This month’s issue shares highlights from the 10th IMGC Symposium, addresses the complicated world of milk composition, tackles the issue of a “normal” infant breastfeeding pattern, and visits African cattle herds and their parasites. Enjoy!

Mega Milk Composition Analysis

Mega Milk Composition Analysis

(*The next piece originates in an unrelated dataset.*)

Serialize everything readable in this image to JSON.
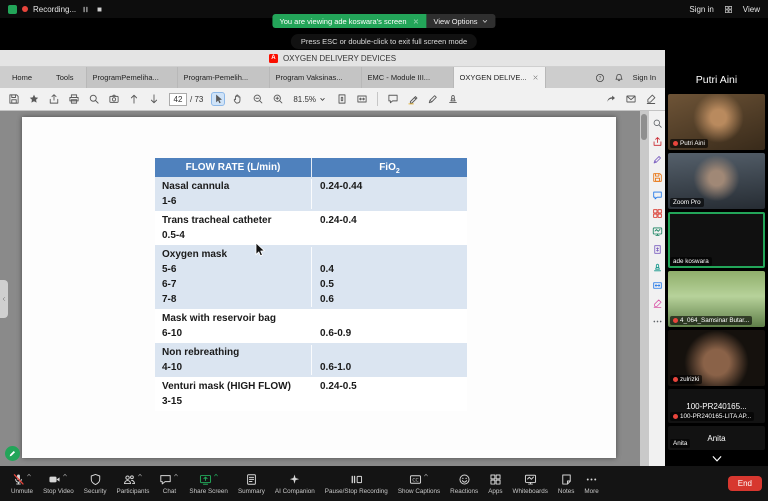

Fifty years ago Devorah Ben Shaul published the seminal paper "The Composition of the Milk of Wild Animals" (1963). She had spent ten years aggregating published papers of milk composition as well as directly analyzing dozens of species' milks. Eyeballing the data from 101 species, Ben Shaul posited that the composition of milks--the percent fat, protein, and sugar--did not necessarily cluster by the evolutionary history of taxonomic groups (a.k.a. phylogeny). She noted that "grizzly bear milk and kangaroo milk had virtually the same basic milk composition" (p. 333). Therefore, Ben Shaul approached milk from the perspective of environment and nursing behavior. She posited that milks clustered in relation to the degree of maturity at birth, maternal attentiveness and nursing frequency, and the exposure to water and ambient temperature. To learn more about milk composition among mammals, read this. Read More...

Defining Normal Breastfeeding Patterns

Defining Normal Breastfeeding Patterns

Parents need to have realistic expectations of their infant's breastfeeding behaviour to support the decision to breastfeed and avoid unnecessary supplementation. A recent publication on a longitudinal study of infant breastfeeding patterns and breastmilk intake provides much-needed evidence to give parents and health professionals confidence that there is a wide variation in normal breastfeeding behaviour, and also to demonstrate the changes parents can expect during the exclusive breastfeeding period. Read more here. Read More...

Identifying Parasites in African Cattle

Identifying Parasites in African Cattle

When African cattle become lazy and their milk production drops, they are said to have 'nagana'-to be depressed, in Zulu. The biological cause of nagana is a parasite, of which there are several species, and which wiggle around like winding corkscrews under a microscope. To work out how to reduce the damage done by these 'trypanosome' parasites, and thus improve the lot of many poor cattle farmers, we need better diagnostics. Recently, a group of researchers in Vienna invented a means of testing for three different species of trypanosome at the same time. Read about their breakthrough here! Read More...